* _ABOUT THIS TASK_:
Where does the string "plane" occur in the records? Copy each line that holds it.

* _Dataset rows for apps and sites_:
───

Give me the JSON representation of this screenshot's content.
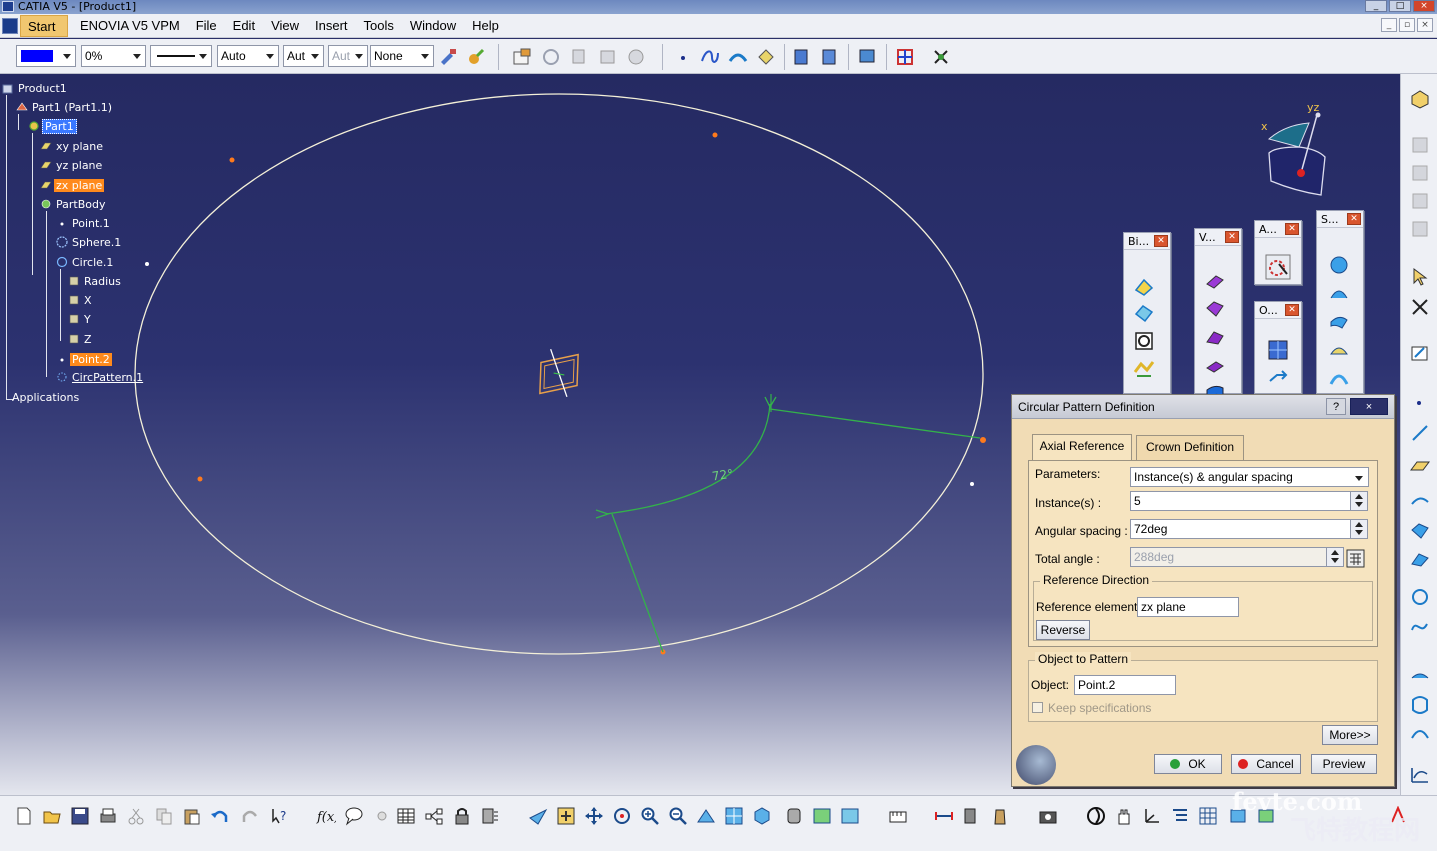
{
  "window": {
    "title": "CATIA V5 - [Product1]",
    "controls": [
      "_",
      "□",
      "×"
    ]
  },
  "menu": {
    "items": [
      "Start",
      "ENOVIA V5 VPM",
      "File",
      "Edit",
      "View",
      "Insert",
      "Tools",
      "Window",
      "Help"
    ],
    "mdi_controls": [
      "_",
      "▫",
      "×"
    ]
  },
  "style_toolbar": {
    "color_value": "#0000ff",
    "transparency": "0%",
    "thickness": "Auto",
    "linetype": "Aut",
    "point_style": "Aut",
    "layer": "None"
  },
  "tree": {
    "nodes": [
      {
        "label": "Product1",
        "icon": "product-icon",
        "state": "normal"
      },
      {
        "label": "Part1 (Part1.1)",
        "icon": "part-instance-icon",
        "state": "normal"
      },
      {
        "label": "Part1",
        "icon": "part-icon",
        "state": "current"
      },
      {
        "label": "xy plane",
        "icon": "plane-icon",
        "state": "normal"
      },
      {
        "label": "yz plane",
        "icon": "plane-icon",
        "state": "normal"
      },
      {
        "label": "zx plane",
        "icon": "plane-icon",
        "state": "selected"
      },
      {
        "label": "PartBody",
        "icon": "body-icon",
        "state": "normal"
      },
      {
        "label": "Point.1",
        "icon": "point-icon",
        "state": "normal"
      },
      {
        "label": "Sphere.1",
        "icon": "sphere-icon",
        "state": "normal"
      },
      {
        "label": "Circle.1",
        "icon": "circle-icon",
        "state": "normal"
      },
      {
        "label": "Radius",
        "icon": "parameter-icon",
        "state": "normal"
      },
      {
        "label": "X",
        "icon": "parameter-icon",
        "state": "normal"
      },
      {
        "label": "Y",
        "icon": "parameter-icon",
        "state": "normal"
      },
      {
        "label": "Z",
        "icon": "parameter-icon",
        "state": "normal"
      },
      {
        "label": "Point.2",
        "icon": "point-icon",
        "state": "selected"
      },
      {
        "label": "CircPattern.1",
        "icon": "pattern-icon",
        "state": "underlined"
      },
      {
        "label": "Applications",
        "icon": "",
        "state": "normal"
      }
    ]
  },
  "viewport": {
    "angle_label": "72°",
    "compass": {
      "x_label": "x",
      "yz_label": "yz"
    }
  },
  "floating_toolbars": [
    {
      "title": "Bi..."
    },
    {
      "title": "V..."
    },
    {
      "title": "A..."
    },
    {
      "title": "O..."
    },
    {
      "title": "S..."
    }
  ],
  "dialog": {
    "title": "Circular Pattern Definition",
    "help_label": "?",
    "close_label": "×",
    "tabs": [
      {
        "label": "Axial Reference",
        "active": true
      },
      {
        "label": "Crown Definition",
        "active": false
      }
    ],
    "parameters_label": "Parameters:",
    "parameters_value": "Instance(s) & angular spacing",
    "instances_label": "Instance(s) :",
    "instances_value": "5",
    "angular_spacing_label": "Angular spacing :",
    "angular_spacing_value": "72deg",
    "total_angle_label": "Total angle :",
    "total_angle_value": "288deg",
    "ref_direction_title": "Reference Direction",
    "ref_element_label": "Reference element:",
    "ref_element_value": "zx plane",
    "reverse_label": "Reverse",
    "object_group_title": "Object to Pattern",
    "object_label": "Object:",
    "object_value": "Point.2",
    "keep_spec_label": "Keep specifications",
    "keep_spec_checked": false,
    "more_label": "More>>",
    "ok_label": "OK",
    "cancel_label": "Cancel",
    "preview_label": "Preview"
  },
  "watermark": {
    "line1": "fevte.com",
    "line2": "飞特教程网"
  },
  "colors": {
    "background": "#2a2f68",
    "selection": "#ff8a1c",
    "circle": "#f4f0d8",
    "pattern_marker": "#2fa83a",
    "dialog_bg": "#f1dcb5"
  }
}
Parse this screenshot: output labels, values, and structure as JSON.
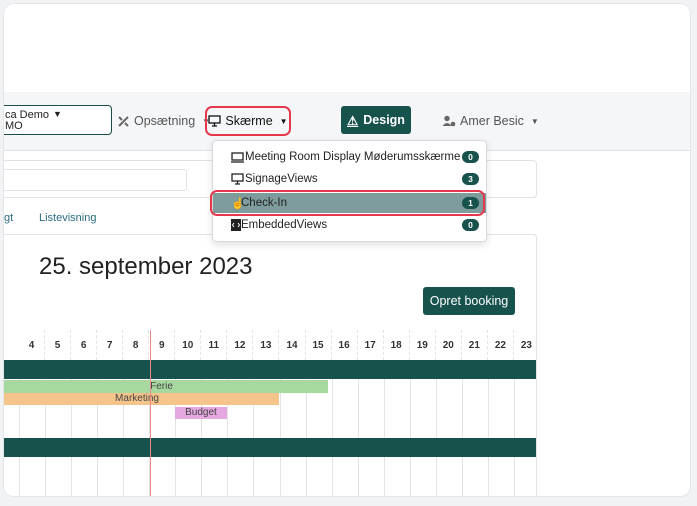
{
  "org": {
    "line1": "ca Demo",
    "line2": "MO"
  },
  "nav": {
    "setup_label": "Opsætning",
    "screens_label": "Skærme",
    "design_label": "Design",
    "user_label": "Amer Besic"
  },
  "tabs": {
    "partial": "gt",
    "list_view": "Listevisning"
  },
  "calendar": {
    "date_title": "25. september 2023",
    "create_booking": "Opret booking",
    "hours": [
      "4",
      "5",
      "6",
      "7",
      "8",
      "9",
      "10",
      "11",
      "12",
      "13",
      "14",
      "15",
      "16",
      "17",
      "18",
      "19",
      "20",
      "21",
      "22",
      "23"
    ],
    "bookings": [
      {
        "label": "Ferie",
        "color": "#a7d8a0"
      },
      {
        "label": "Marketing",
        "color": "#f5c48a"
      },
      {
        "label": "Budget",
        "color": "#e6a8e0"
      }
    ]
  },
  "dropdown": {
    "items": [
      {
        "label": "Meeting Room Display Møderumsskærme",
        "count": "0",
        "icon": "monitor-icon"
      },
      {
        "label": "SignageViews",
        "count": "3",
        "icon": "desktop-icon"
      },
      {
        "label": "Check-In",
        "count": "1",
        "icon": "hand-pointer-icon",
        "highlighted": true
      },
      {
        "label": "EmbeddedViews",
        "count": "0",
        "icon": "code-file-icon"
      }
    ]
  },
  "colors": {
    "brand": "#17524c",
    "highlight": "#e5384d"
  }
}
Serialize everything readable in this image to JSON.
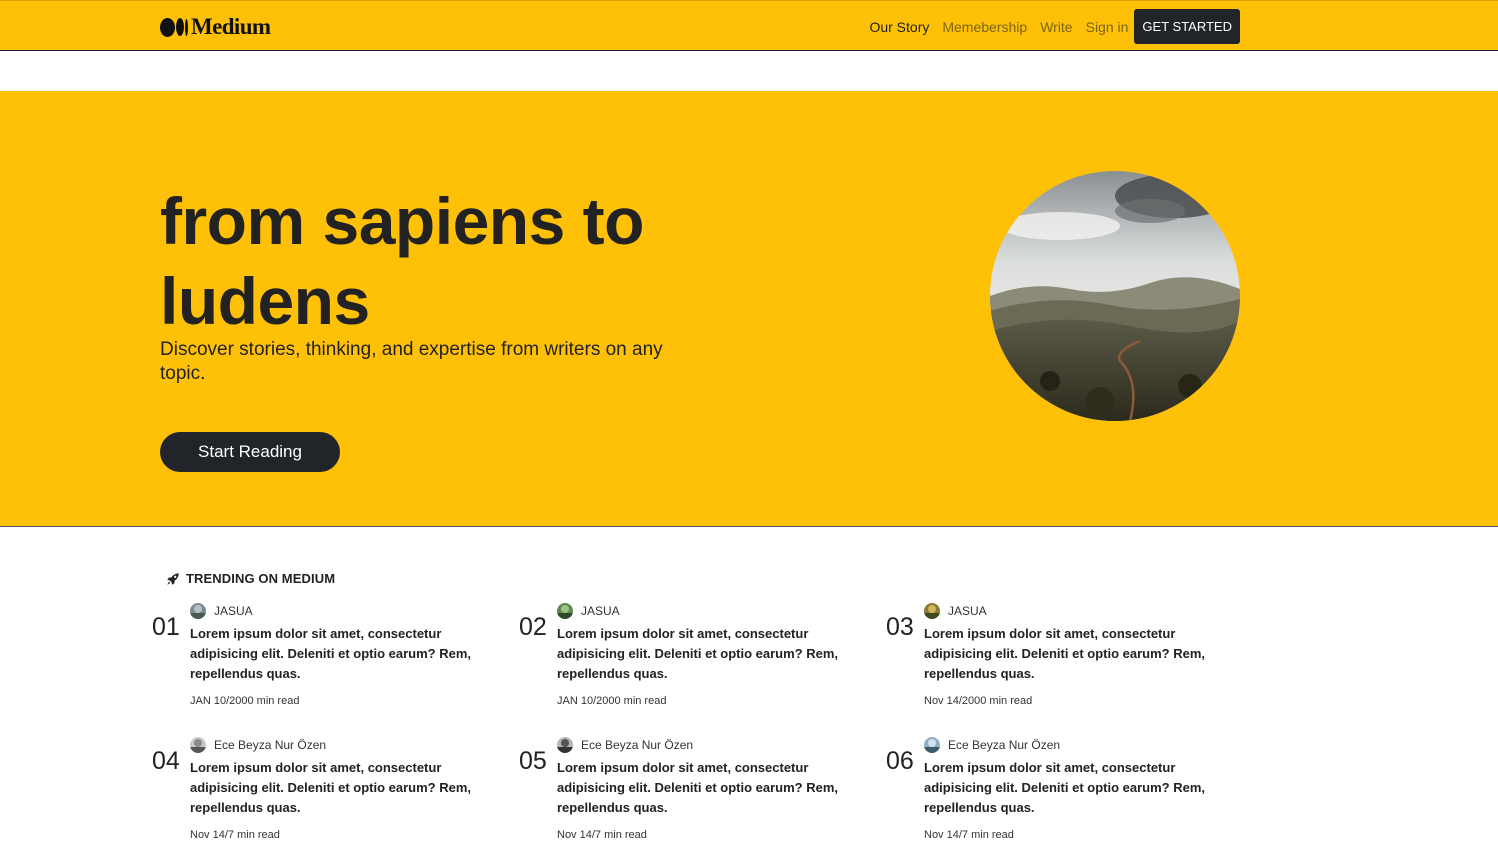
{
  "brand": {
    "name": "Medium"
  },
  "nav": {
    "links": [
      "Our Story",
      "Memebership",
      "Write",
      "Sign in"
    ],
    "cta": "GET STARTED"
  },
  "hero": {
    "title": "from sapiens to ludens",
    "subtitle": "Discover stories, thinking, and expertise from writers on any topic.",
    "button": "Start Reading"
  },
  "trending": {
    "heading": "TRENDING ON MEDIUM",
    "icon": "rocket-icon",
    "items": [
      {
        "num": "01",
        "author": "JASUA",
        "text": "Lorem ipsum dolor sit amet, consectetur adipisicing elit. Deleniti et optio earum? Rem, repellendus quas.",
        "meta": "JAN 10/2000 min read"
      },
      {
        "num": "02",
        "author": "JASUA",
        "text": "Lorem ipsum dolor sit amet, consectetur adipisicing elit. Deleniti et optio earum? Rem, repellendus quas.",
        "meta": "JAN 10/2000 min read"
      },
      {
        "num": "03",
        "author": "JASUA",
        "text": "Lorem ipsum dolor sit amet, consectetur adipisicing elit. Deleniti et optio earum? Rem, repellendus quas.",
        "meta": "Nov 14/2000 min read"
      },
      {
        "num": "04",
        "author": "Ece Beyza Nur Özen",
        "text": "Lorem ipsum dolor sit amet, consectetur adipisicing elit. Deleniti et optio earum? Rem, repellendus quas.",
        "meta": "Nov 14/7 min read"
      },
      {
        "num": "05",
        "author": "Ece Beyza Nur Özen",
        "text": "Lorem ipsum dolor sit amet, consectetur adipisicing elit. Deleniti et optio earum? Rem, repellendus quas.",
        "meta": "Nov 14/7 min read"
      },
      {
        "num": "06",
        "author": "Ece Beyza Nur Özen",
        "text": "Lorem ipsum dolor sit amet, consectetur adipisicing elit. Deleniti et optio earum? Rem, repellendus quas.",
        "meta": "Nov 14/7 min read"
      }
    ]
  },
  "colors": {
    "brand_yellow": "#ffc107",
    "dark": "#212529"
  }
}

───

* _SOLVED PROBLEM_:
        "label": "xy plane",
        "icon": "plane-icon",
        "label": "yz plane",
        "icon": "plane-icon",
        "label": "zx plane",
        "icon": "plane-icon",
    "ref_element_value": "zx plane",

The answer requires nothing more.